Herpes Simplex

Herpes simplex virus (HSV-1 and HSV-2) causes outbreaks on the skin and mucous membranes. They are often referred to as cold sores. Herpes simplex virus lies dormant after initial infection and can become reactivated by exposure to ultraviolet light, emotional stress, surgery, trauma, or fluctuating hormone levels. The virus reproduces and travels down the nerve to the skin where it produces recurring infections. 

While there is no cure for herpes, oral antiviral medications like famciclovir (Famvir), valacyclovir (Valtrex), and acyclovir (Zovirax) may be given to treat recurrent episodes or prevent recurring outbreaks. Some topical products such as antiviral creams, penciclovir (Denavir), and numerous over-the-counter topical remedies can also be used. 

The best prevention against herpes simplex virus is to reduce the risk of exposure by having open discussions with potential sexual partners. Condoms should be used, although they are not always effective at preventing the spread of herpes.
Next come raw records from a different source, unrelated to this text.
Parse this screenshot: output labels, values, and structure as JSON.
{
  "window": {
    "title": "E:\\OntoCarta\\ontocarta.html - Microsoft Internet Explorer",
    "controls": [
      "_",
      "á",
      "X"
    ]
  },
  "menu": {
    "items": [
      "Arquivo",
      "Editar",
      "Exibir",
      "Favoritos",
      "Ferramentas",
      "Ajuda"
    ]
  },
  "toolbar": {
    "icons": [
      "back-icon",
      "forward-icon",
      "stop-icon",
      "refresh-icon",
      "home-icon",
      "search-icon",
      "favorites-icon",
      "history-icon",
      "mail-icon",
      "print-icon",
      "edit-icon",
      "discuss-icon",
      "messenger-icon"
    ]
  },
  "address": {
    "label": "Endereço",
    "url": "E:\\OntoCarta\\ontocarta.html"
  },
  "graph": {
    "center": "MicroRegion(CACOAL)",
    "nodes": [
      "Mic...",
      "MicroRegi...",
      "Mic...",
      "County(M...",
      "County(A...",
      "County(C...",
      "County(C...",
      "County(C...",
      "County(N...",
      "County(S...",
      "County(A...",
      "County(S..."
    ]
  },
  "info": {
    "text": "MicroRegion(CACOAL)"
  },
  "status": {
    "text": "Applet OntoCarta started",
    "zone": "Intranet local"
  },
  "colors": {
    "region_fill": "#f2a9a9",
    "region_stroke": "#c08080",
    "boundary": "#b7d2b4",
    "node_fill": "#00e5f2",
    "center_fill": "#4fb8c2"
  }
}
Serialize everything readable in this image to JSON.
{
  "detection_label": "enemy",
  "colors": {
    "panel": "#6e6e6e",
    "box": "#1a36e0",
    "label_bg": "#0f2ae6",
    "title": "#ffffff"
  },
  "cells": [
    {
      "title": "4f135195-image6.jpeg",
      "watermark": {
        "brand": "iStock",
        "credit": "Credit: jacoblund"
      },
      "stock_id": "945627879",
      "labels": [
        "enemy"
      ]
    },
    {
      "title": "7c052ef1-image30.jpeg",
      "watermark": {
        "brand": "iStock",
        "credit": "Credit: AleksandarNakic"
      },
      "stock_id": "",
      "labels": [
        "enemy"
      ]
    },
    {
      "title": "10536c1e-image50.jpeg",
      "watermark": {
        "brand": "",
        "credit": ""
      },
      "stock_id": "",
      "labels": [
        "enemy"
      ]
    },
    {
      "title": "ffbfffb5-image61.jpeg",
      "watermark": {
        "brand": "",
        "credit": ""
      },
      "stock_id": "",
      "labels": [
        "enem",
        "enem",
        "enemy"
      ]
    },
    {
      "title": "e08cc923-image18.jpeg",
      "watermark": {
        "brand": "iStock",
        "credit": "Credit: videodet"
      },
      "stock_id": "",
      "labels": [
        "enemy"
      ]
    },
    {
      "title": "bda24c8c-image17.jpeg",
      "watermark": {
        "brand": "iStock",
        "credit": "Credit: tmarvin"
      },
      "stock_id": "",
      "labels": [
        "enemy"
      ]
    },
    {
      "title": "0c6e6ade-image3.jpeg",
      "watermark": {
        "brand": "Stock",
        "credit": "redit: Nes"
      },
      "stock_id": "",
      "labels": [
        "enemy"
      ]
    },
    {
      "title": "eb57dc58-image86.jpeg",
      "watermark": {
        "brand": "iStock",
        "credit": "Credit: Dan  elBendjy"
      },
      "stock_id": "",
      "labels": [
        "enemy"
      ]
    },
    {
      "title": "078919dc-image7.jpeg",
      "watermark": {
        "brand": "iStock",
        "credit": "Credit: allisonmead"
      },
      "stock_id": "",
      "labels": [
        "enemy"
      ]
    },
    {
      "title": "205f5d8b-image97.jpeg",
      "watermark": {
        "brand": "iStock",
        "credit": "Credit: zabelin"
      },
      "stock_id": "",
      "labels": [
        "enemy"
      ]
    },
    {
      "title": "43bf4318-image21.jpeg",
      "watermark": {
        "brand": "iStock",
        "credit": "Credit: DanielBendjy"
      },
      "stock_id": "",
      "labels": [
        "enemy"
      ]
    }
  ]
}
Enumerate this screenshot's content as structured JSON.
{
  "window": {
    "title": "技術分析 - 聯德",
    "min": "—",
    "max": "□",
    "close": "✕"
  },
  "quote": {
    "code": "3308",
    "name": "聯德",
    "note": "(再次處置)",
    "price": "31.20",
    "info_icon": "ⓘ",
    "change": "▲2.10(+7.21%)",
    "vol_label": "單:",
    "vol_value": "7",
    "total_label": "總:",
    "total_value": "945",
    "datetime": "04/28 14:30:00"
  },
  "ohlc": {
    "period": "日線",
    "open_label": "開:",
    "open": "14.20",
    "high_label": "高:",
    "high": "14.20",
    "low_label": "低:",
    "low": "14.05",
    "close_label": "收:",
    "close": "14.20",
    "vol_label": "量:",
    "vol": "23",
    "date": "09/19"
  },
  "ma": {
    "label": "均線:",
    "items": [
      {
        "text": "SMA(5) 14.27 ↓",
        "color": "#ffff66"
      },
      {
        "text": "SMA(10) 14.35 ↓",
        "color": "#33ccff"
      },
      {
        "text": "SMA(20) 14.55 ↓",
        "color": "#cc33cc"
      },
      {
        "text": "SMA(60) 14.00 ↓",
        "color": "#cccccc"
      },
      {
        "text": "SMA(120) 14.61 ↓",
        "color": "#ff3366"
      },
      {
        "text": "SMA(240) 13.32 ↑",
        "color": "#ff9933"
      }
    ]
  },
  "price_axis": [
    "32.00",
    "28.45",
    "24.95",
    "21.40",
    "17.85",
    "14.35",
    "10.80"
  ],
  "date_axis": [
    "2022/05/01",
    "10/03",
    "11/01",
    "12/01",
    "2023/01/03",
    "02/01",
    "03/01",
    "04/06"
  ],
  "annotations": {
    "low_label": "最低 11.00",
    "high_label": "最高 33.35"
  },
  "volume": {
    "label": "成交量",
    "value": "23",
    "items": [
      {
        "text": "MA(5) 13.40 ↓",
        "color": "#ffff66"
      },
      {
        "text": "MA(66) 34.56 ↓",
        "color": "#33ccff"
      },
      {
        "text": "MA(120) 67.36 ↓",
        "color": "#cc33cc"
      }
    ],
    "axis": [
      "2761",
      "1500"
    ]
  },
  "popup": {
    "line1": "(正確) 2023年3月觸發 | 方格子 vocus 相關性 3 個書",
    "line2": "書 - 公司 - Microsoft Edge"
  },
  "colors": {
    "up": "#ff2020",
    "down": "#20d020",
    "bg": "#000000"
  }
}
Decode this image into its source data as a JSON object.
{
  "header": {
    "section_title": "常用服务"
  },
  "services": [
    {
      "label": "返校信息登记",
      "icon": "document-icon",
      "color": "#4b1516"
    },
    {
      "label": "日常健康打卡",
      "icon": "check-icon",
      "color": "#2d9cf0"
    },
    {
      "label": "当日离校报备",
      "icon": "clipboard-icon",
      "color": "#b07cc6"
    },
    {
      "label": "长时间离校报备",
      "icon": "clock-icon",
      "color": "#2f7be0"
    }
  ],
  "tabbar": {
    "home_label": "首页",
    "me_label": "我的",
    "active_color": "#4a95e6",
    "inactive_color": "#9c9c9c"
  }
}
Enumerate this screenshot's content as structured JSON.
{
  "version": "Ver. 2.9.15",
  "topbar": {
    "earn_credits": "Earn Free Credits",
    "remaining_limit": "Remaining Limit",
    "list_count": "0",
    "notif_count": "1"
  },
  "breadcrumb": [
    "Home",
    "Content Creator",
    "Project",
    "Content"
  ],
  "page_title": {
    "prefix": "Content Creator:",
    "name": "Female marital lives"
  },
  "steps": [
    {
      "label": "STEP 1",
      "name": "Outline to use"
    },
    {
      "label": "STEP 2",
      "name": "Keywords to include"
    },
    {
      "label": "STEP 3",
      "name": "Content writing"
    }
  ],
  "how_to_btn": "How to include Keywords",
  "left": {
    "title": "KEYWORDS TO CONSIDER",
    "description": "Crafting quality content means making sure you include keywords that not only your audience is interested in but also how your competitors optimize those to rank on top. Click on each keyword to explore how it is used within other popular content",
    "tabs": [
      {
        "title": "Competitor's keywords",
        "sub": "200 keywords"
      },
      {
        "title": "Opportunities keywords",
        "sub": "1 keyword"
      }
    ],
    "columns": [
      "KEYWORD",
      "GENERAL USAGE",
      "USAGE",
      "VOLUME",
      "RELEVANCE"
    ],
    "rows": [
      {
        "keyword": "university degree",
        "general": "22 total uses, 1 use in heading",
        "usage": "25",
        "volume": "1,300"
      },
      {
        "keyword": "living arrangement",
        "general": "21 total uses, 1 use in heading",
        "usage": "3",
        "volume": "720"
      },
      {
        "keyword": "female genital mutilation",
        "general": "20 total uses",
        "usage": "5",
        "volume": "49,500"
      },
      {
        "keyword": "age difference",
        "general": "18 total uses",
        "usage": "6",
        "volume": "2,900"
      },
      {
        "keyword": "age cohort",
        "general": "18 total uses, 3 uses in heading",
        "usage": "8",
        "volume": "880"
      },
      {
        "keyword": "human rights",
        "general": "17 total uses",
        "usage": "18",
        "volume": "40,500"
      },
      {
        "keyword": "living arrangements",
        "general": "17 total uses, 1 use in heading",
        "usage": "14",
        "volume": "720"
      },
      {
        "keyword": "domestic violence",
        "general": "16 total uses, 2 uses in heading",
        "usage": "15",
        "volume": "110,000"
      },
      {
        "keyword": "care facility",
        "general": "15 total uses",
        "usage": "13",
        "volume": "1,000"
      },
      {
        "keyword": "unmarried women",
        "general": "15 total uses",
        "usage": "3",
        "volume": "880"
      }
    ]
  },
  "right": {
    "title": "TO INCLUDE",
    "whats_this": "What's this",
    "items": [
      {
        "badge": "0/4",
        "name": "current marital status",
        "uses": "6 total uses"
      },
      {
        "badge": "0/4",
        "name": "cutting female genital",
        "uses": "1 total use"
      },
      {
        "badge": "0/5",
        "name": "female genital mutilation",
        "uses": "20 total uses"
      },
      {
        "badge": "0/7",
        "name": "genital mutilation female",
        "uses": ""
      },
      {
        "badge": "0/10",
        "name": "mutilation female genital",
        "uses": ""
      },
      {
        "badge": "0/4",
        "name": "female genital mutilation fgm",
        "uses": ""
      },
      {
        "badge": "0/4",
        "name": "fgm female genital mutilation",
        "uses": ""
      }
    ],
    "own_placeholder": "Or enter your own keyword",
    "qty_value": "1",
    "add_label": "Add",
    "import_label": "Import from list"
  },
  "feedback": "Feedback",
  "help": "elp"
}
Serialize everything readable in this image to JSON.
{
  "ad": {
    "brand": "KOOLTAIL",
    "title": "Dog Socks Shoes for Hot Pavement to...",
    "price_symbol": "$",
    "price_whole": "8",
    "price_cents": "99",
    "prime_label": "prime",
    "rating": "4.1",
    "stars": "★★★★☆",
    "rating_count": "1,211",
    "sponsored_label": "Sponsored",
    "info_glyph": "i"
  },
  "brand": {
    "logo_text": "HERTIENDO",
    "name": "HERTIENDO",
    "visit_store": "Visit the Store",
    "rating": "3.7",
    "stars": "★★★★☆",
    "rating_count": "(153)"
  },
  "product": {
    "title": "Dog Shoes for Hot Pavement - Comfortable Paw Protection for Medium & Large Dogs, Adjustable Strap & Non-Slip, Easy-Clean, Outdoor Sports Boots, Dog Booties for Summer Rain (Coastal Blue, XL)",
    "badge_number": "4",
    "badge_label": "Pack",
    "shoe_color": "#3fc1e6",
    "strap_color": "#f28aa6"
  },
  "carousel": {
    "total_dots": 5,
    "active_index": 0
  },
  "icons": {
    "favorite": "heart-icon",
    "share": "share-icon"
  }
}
Someone with an outbreak of herpes simplex virus should avoid sex until all lesions and blisters have crusted over.